Duke study finds one in three patients with bloodstream infections given inappropriate therapy

Wednesday, March 19, 2014

Growing drug resistance, a high prevalence of S. aureus bacteria and ineffective antibiotics prescribed to one in three patients are among the challenges facing community hospitals in treating patients with serious bloodstream infections, according to researchers at Duke Medicine.

The findings, published March 18, 2014, in the journal PLOS ONE, provide the most comprehensive look at bloodstream infections in community hospitals to date. While the majority of people in need of medical care go to community hospitals, much of the existing research on bloodstream infections focuses on tertiary care centers, or hospitals offering highly specialized care.
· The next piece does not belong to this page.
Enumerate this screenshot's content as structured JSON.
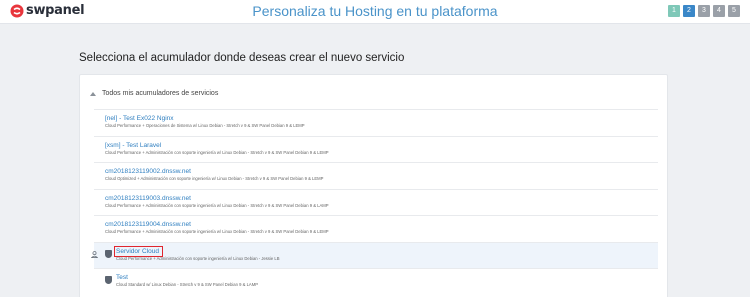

“Our study provides a much-needed update on what we’re seeing in community hospitals, and ultimately, we’re finding similar types of infections in these hospitals as in tertiary care centers,” said Deverick Anderson, MD, MPH, associate professor of medicine (Infectious Diseases) and the study’s lead author. “It’s a challenge to identify bloodstream infections and treat them quickly and appropriately, but this study shows that there is room for improvement in both kinds of hospital settings.”

Read the full news release.